Finn’s perspective evolved for Heaven Is Whenever, but you wouldn’t notice on the first listen. Opener “The Sweet Part of the City,” for example, comes off as a litany of Hold Steady canards: kids meeting at bars, kids sleeping in theaters, kids name-dropping neighborhoods. But get closer, and it becomes clear the song is a remembrance from middle age of a time when it was okay to be an underachiever as long as you lived in a hipster haven such as, say, Silver Lake or, in Finn’s case, Uptown Minneapolis, where he resided as a 20-something.
“It didn’t matter that my job sucked,” he recalls. “It didn’t matter that I didn’t have a girlfriend. I was just so impressed with myself for having an apartment in that area and being able to go out to bars and having the bartenders recognize me.”
He, of course, grew up. “You get to 27, 28, and you’re like, ‘God, I wish I had a better job,’” he says. “But for that one, sweet time, you’re totally impressed by just your address.”
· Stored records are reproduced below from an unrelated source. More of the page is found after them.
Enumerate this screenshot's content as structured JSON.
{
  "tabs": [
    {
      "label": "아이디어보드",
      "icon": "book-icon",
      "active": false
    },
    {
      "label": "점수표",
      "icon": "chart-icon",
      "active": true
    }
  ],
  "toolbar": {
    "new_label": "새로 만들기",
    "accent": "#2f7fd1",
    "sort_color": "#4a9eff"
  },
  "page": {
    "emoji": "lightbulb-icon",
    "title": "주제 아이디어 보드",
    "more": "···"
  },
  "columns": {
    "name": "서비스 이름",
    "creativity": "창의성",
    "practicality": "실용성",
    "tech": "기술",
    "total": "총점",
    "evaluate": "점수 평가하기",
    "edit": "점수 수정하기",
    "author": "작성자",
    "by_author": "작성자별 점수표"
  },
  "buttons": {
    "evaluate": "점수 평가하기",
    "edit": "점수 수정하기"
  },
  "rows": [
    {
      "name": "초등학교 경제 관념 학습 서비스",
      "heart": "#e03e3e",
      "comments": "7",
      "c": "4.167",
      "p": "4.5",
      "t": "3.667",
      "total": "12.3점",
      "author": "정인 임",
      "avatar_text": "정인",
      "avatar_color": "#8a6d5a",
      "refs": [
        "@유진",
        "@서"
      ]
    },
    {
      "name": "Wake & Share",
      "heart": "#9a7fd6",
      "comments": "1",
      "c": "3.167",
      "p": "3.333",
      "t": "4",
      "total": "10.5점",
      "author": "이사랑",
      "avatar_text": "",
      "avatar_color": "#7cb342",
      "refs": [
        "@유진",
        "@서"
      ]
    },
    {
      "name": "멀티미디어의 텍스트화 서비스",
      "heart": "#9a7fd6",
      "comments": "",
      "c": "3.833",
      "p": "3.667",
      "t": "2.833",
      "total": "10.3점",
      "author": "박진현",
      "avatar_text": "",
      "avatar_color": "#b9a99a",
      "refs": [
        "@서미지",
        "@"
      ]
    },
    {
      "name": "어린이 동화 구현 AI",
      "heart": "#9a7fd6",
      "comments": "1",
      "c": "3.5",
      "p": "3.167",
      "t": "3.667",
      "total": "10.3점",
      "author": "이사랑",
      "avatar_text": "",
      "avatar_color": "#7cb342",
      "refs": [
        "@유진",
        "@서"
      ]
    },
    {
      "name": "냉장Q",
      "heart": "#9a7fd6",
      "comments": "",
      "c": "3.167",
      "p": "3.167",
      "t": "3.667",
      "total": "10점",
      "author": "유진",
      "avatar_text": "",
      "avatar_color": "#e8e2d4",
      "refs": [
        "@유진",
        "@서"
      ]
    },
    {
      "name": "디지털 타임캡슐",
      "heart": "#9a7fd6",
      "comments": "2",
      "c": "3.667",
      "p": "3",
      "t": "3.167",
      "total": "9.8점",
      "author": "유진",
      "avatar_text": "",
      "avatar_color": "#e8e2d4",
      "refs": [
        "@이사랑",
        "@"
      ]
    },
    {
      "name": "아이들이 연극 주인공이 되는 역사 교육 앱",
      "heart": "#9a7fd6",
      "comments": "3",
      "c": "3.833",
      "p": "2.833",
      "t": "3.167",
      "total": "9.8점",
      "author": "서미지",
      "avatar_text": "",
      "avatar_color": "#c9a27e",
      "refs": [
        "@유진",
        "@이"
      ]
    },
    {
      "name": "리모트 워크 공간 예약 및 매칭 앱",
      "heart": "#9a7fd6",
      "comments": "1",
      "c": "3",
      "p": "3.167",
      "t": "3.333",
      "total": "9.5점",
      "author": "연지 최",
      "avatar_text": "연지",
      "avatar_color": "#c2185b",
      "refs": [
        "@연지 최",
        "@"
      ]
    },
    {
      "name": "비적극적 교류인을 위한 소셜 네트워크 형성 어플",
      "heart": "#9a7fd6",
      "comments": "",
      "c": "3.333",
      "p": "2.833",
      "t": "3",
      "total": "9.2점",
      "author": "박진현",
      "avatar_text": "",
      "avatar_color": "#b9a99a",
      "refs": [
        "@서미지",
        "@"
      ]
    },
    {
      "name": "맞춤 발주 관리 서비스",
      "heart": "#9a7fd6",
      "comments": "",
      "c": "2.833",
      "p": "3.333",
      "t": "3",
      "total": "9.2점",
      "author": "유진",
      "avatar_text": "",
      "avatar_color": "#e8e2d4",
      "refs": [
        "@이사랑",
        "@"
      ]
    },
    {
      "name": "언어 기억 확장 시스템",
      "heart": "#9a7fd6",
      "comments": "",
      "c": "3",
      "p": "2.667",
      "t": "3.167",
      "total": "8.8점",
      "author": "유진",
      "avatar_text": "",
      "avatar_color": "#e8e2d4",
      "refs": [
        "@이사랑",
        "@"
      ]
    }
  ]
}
“The Sweet Part of the City” climaxes with Finn, now 39, singing about starting a band out of boredom—which is exactly how the Hold Steady began. By the time he reached his 30s, Finn’s somewhat-successful Minneapolis literary-punk group Lifter Puller had broken up and he had moved to New York City, where he worked in an office. Ennui set in. He assembled a clutch of Midwestern rockers to play with him, and critical acclaim, world tours and the repetition—and eventual retiring—of that onstage bit about “joy” ensued.
The quest for joy still sits at the center of the band’s work. But whereas Finn’s characters once engaged in an endless, tragic struggle to re-create last weekend’s high—overdoses, cops and dehydration be damned—they now occasionally wring satisfaction from everyday pleasures such as sitting with friends and listening to records. Similarly, where the songs on 2006’s Boys and Girls In America and 2008’s Stay Positive were defined by massive “whoa-oh-oh” sing-along moments, Heaven Is Whenever more often revels in fine instrumental details.
“This record is kind of coming from a place of contentment or imparting some wisdom,” Finn says. “The subtext is everything’s going to be all right. It may not seem like it always, but it will.”
The shift has led to some grumbling from fans and critics about the Hold Steady softening on their way to fogeydom. Finn might not totally disagree, but he boasts that their live show is as raucous as ever. “It’s kind of like, there’s so much joy, do we really go and do more whoa-whoa-whoas here, or does it feel like we’ve done that?” Finn says. “The album’s slightly different, but I think when people are seeing the songs inserted into the set, next to all the other songs, with a bunch of bodies in the room and beer flying around, it sort of makes sense.”